a literary journal published by the Black Earth Institute dedicated to re-forging the links between art and spirit, earth and society
last summer made us weep.
The skunk cabbage told of this.
Our abnormalities, that odd number
do not make us see any better.
my father and I.
This year’s undertaking was planned
and implemented considering all
future climate scenarios we’ve fished with before.
But there is a clear message
as we fish for spring kings knowing
our winter was warmer, wetter,
and snow melt came faster and earlier.
Every morning, the snow level
on the Three Sisters, the mountain range
in view of our fishcamp,
Storm events scour stream beds,
rain flushes our homes.
At night we read charts
showing a sea-level rise,

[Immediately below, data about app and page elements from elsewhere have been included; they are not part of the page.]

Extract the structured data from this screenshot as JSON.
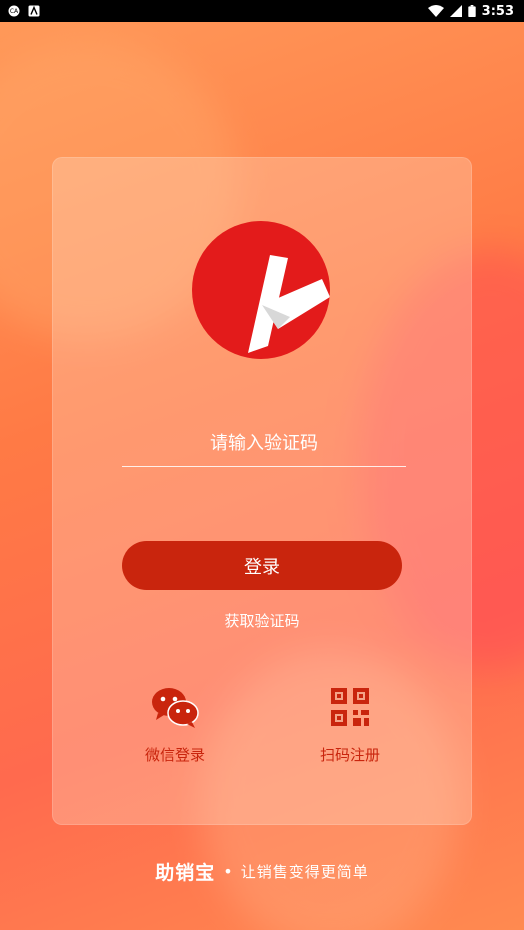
{
  "status_bar": {
    "time": "3:53",
    "icons": [
      "ca-notification-icon",
      "a-notification-icon",
      "wifi-icon",
      "signal-icon",
      "battery-icon"
    ]
  },
  "login": {
    "code_placeholder": "请输入验证码",
    "login_label": "登录",
    "get_code_label": "获取验证码"
  },
  "options": {
    "wechat_label": "微信登录",
    "scan_label": "扫码注册"
  },
  "footer": {
    "brand": "助销宝",
    "separator": "•",
    "slogan": "让销售变得更简单"
  },
  "colors": {
    "accent": "#c9250d",
    "logo_red": "#e31b1b",
    "background": "#ff7a45"
  }
}
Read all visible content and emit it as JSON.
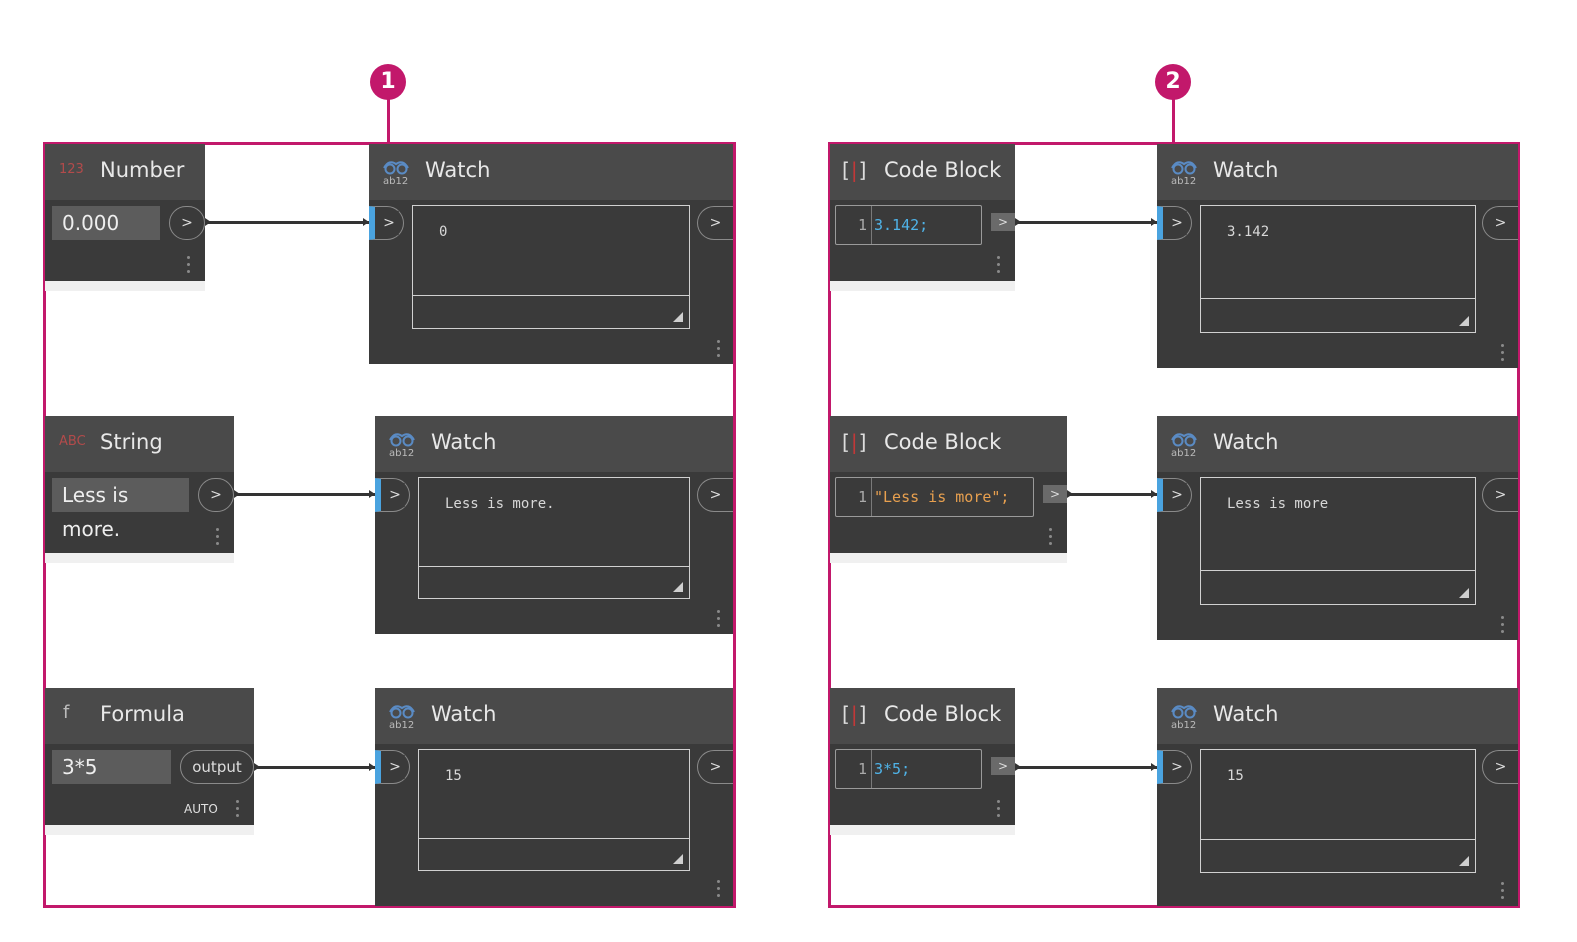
{
  "markers": [
    "1",
    "2"
  ],
  "panel1": {
    "number_node": {
      "title": "Number",
      "icon": "123",
      "value": "0.000",
      "port": ">"
    },
    "string_node": {
      "title": "String",
      "icon": "ABC",
      "value": "Less is more.",
      "port": ">"
    },
    "formula_node": {
      "title": "Formula",
      "icon": "f",
      "value": "3*5",
      "port": "output",
      "mode": "AUTO"
    },
    "watch1": {
      "title": "Watch",
      "value": "0",
      "in_port": ">",
      "out_port": ">"
    },
    "watch2": {
      "title": "Watch",
      "value": "Less is more.",
      "in_port": ">",
      "out_port": ">"
    },
    "watch3": {
      "title": "Watch",
      "value": "15",
      "in_port": ">",
      "out_port": ">"
    }
  },
  "panel2": {
    "code1": {
      "title": "Code Block",
      "line": "1",
      "code": "3.142;",
      "port": ">"
    },
    "code2": {
      "title": "Code Block",
      "line": "1",
      "code": "\"Less is more\";",
      "port": ">"
    },
    "code3": {
      "title": "Code Block",
      "line": "1",
      "code": "3*5;",
      "port": ">"
    },
    "watch1": {
      "title": "Watch",
      "value": "3.142",
      "in_port": ">",
      "out_port": ">"
    },
    "watch2": {
      "title": "Watch",
      "value": "Less is more",
      "in_port": ">",
      "out_port": ">"
    },
    "watch3": {
      "title": "Watch",
      "value": "15",
      "in_port": ">",
      "out_port": ">"
    }
  },
  "colors": {
    "accent": "#c2186b",
    "node_body": "#3a3a3a",
    "node_header": "#4a4a4a",
    "port_highlight": "#4aa3df",
    "code_number": "#4fb3e8",
    "code_string": "#e8a04f"
  }
}
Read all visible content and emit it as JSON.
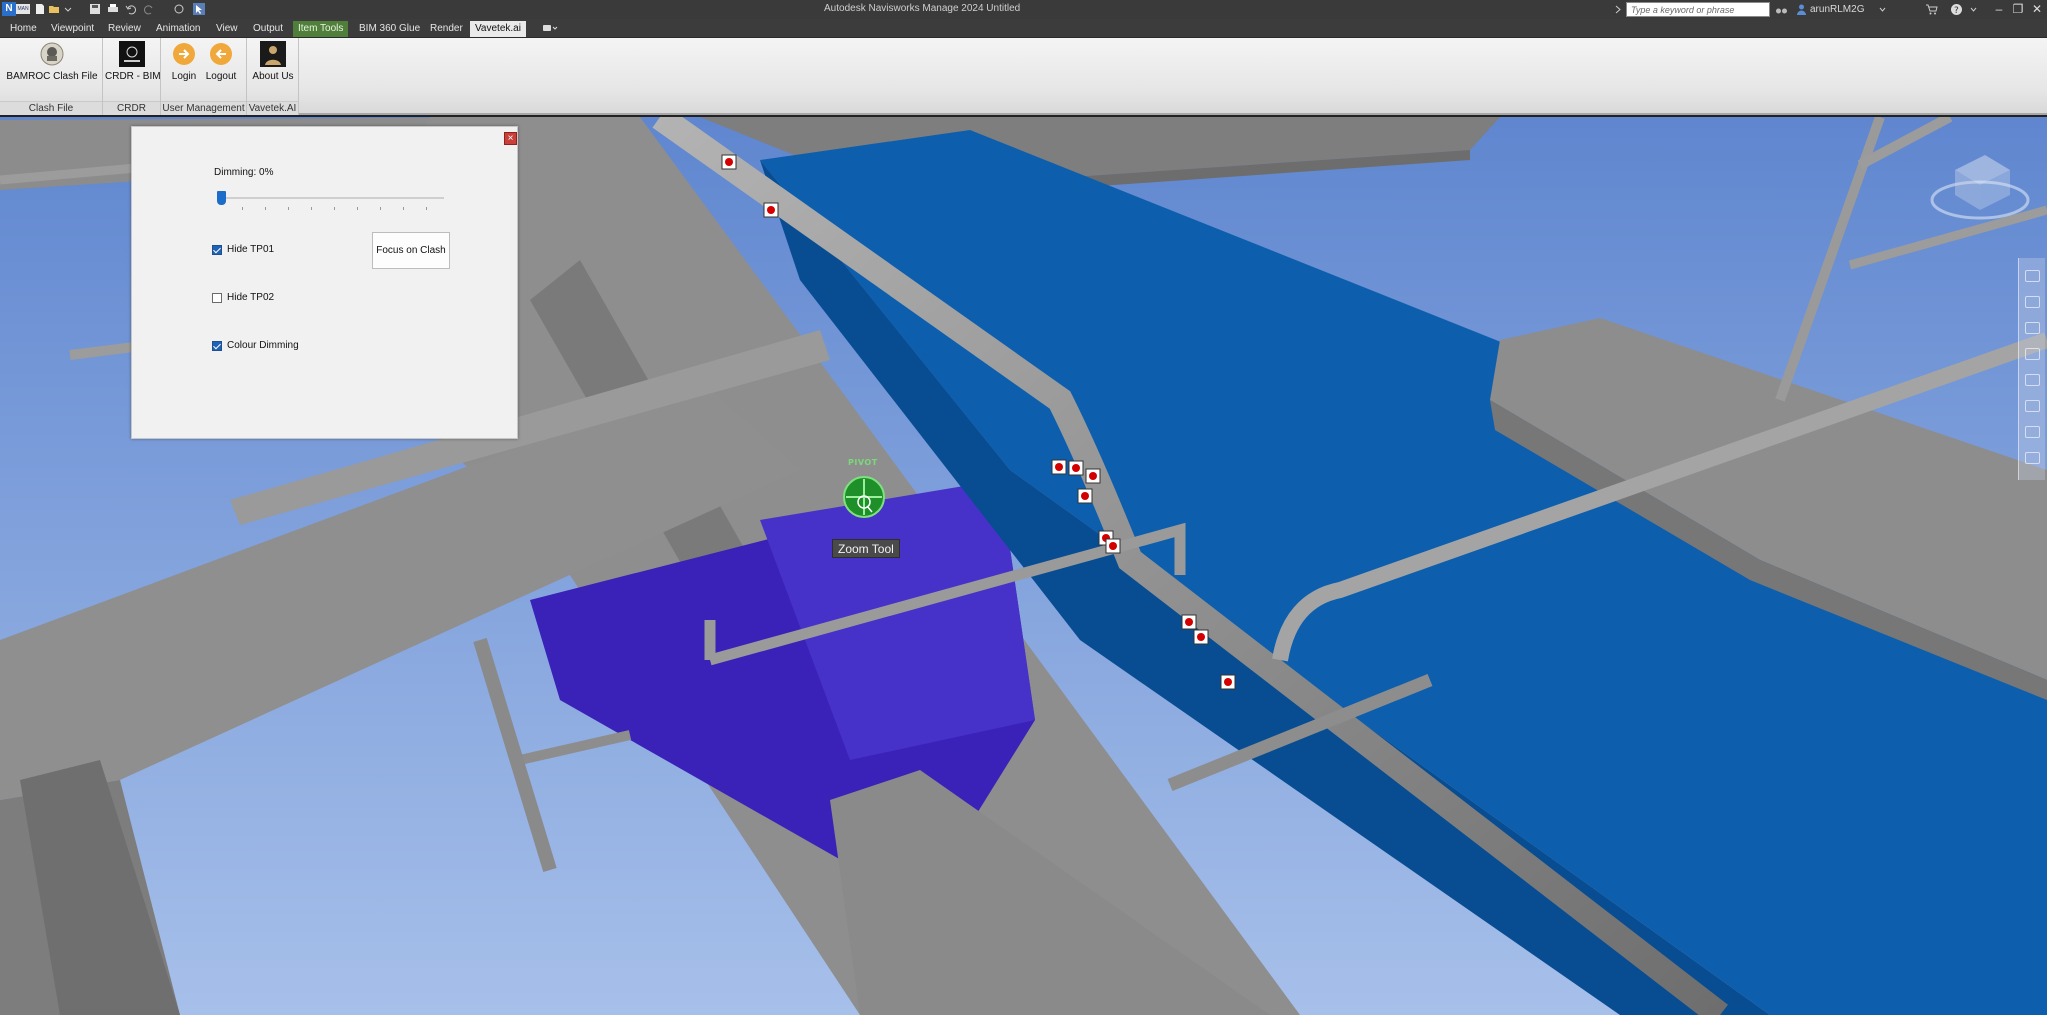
{
  "window": {
    "title": "Autodesk Navisworks Manage 2024   Untitled",
    "app_logo": "N",
    "app_logo_sub": "MAN",
    "search_placeholder": "Type a keyword or phrase",
    "user": "arunRLM2G"
  },
  "menu": {
    "tabs": [
      {
        "label": "Home"
      },
      {
        "label": "Viewpoint"
      },
      {
        "label": "Review"
      },
      {
        "label": "Animation"
      },
      {
        "label": "View"
      },
      {
        "label": "Output"
      },
      {
        "label": "Item Tools"
      },
      {
        "label": "BIM 360 Glue"
      },
      {
        "label": "Render"
      },
      {
        "label": "Vavetek.ai"
      }
    ]
  },
  "ribbon": {
    "groups": [
      {
        "label": "Clash File",
        "buttons": [
          {
            "label": "BAMROC Clash File",
            "icon": "bamroc-logo-icon"
          }
        ]
      },
      {
        "label": "CRDR",
        "buttons": [
          {
            "label": "CRDR - BIM",
            "icon": "crdr-logo-icon"
          }
        ]
      },
      {
        "label": "User Management",
        "buttons": [
          {
            "label": "Login",
            "icon": "login-icon"
          },
          {
            "label": "Logout",
            "icon": "logout-icon"
          }
        ]
      },
      {
        "label": "Vavetek.AI",
        "buttons": [
          {
            "label": "About Us",
            "icon": "about-us-icon"
          }
        ]
      }
    ]
  },
  "panel": {
    "dimming_label": "Dimming: 0%",
    "dimming_value": 0,
    "options": [
      {
        "label": "Hide TP01",
        "checked": true
      },
      {
        "label": "Hide TP02",
        "checked": false
      },
      {
        "label": "Colour Dimming",
        "checked": true
      }
    ],
    "focus_button": "Focus on Clash",
    "close_glyph": "×"
  },
  "viewport": {
    "pivot_label": "PIVOT",
    "tooltip": "Zoom Tool"
  },
  "colors": {
    "duct_blue": "#0d5fae",
    "duct_violet": "#3a22b8",
    "steel_gray": "#8f8f8f",
    "clash_marker": "#d40000",
    "sky_top": "#5f86cf",
    "sky_bottom": "#a7c0ea"
  }
}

and I dream of enough oxygen
to fill our gills with a cold water refugia,
and nearshore where we once stood
wrapped in a food web, salmon hearts
still pulse in our hands.
Vivian Faith Prescott was born and raised on a small island in Southeastern Alaska and lives at her fishcamp in Wrangell, Alaska. She is currently writing about climate change and researching the effects of climate change on Alaska’s salmon. She holds an MA in Cross Cultural Studies, an MFA from the University of Alaska, and a Ph.D. in Cross Cultural Studies (UA Fairbanks). Her poetry has appeared in Prairie Schooner, North American Review, Yellow Medicine Review and elsewhere. She is the author of a full length poetry collection, The Hide of My Tongue, and four poetry chapbooks, in addition to a short story collection, The Dead Go to Seattle (Boreal Books/Red Hen Press). She is a recipient of the Alaska Literary Award and a Rasmuson Fellowship. Twitter: planet_alaska and poet_tweet
Other works by Vivian Faith Prescott »